Some notes about the web pages. As you will notice, I have tried to add Chinese characters in the text wherever I feel is appropriate. It has always annoyed me that sometimes I couldn't figure out the characters from just reading the phonetic English translation. In addition, there are always some Chinese phrases that do not lend themselves to translation.
The sections from the Army Area Handbook are great, but there are always
information about certain people or event that I would like to add. Since
I don't want you to get confused about which parts are from the handbook and
which parts are my contribution, I have elected to place comments like
<!-- Added by Leon --> before and after my additions. I put these
notes in the comments so they won't be distracting, yet people who are
interested in which parts are original handbook text and which parts are
my handiwork can find out with "view source".
It's amazing the amount of material that is available on internet with regards to sources of Chinese classics. Unfortunately, you often need browsers or applications that are able to view encoded Chinese text. Converting everything to Gif files would not be the optimal solution! Thus, to distinguish links to original Chinese text or English translations of it, I have opted for the following solution: if the hypertext that has a link appears in English, then clicking on the text would go to the English version, and if the link appears in Chinese, then be prepared to pull out your Chinese capable browsers! For more information, please check out Reading Chinese on the Net.
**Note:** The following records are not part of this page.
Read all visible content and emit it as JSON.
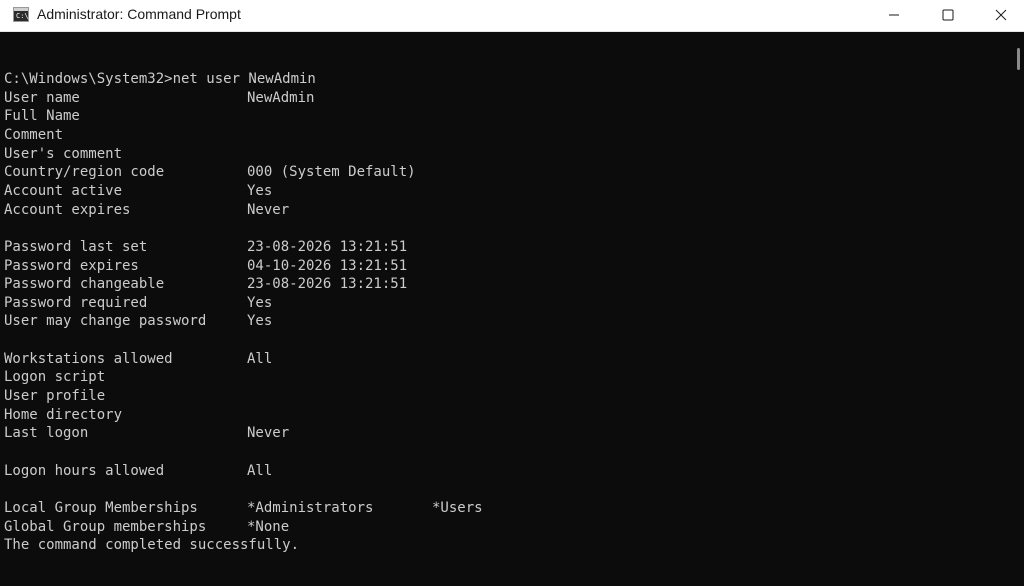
{
  "window": {
    "title": "Administrator: Command Prompt",
    "app_icon_text": "C:\\_"
  },
  "console": {
    "lines": [
      {
        "label": "C:\\Windows\\System32>net user NewAdmin",
        "value": ""
      },
      {
        "label": "User name",
        "value": "NewAdmin"
      },
      {
        "label": "Full Name",
        "value": ""
      },
      {
        "label": "Comment",
        "value": ""
      },
      {
        "label": "User's comment",
        "value": ""
      },
      {
        "label": "Country/region code",
        "value": "000 (System Default)"
      },
      {
        "label": "Account active",
        "value": "Yes"
      },
      {
        "label": "Account expires",
        "value": "Never"
      },
      {
        "label": "",
        "value": ""
      },
      {
        "label": "Password last set",
        "value": "23-08-2026 13:21:51"
      },
      {
        "label": "Password expires",
        "value": "04-10-2026 13:21:51"
      },
      {
        "label": "Password changeable",
        "value": "23-08-2026 13:21:51"
      },
      {
        "label": "Password required",
        "value": "Yes"
      },
      {
        "label": "User may change password",
        "value": "Yes"
      },
      {
        "label": "",
        "value": ""
      },
      {
        "label": "Workstations allowed",
        "value": "All"
      },
      {
        "label": "Logon script",
        "value": ""
      },
      {
        "label": "User profile",
        "value": ""
      },
      {
        "label": "Home directory",
        "value": ""
      },
      {
        "label": "Last logon",
        "value": "Never"
      },
      {
        "label": "",
        "value": ""
      },
      {
        "label": "Logon hours allowed",
        "value": "All"
      },
      {
        "label": "",
        "value": ""
      },
      {
        "label": "Local Group Memberships",
        "value": "*Administrators",
        "value2": "*Users"
      },
      {
        "label": "Global Group memberships",
        "value": "*None"
      },
      {
        "label": "The command completed successfully.",
        "value": ""
      }
    ]
  },
  "colors": {
    "console_bg": "#0c0c0c",
    "console_text": "#cccccc",
    "titlebar_bg": "#ffffff"
  }
}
Please check out these SITES for more things related to Chinese culture.
OK, enough notes and warning, Go Browse Away!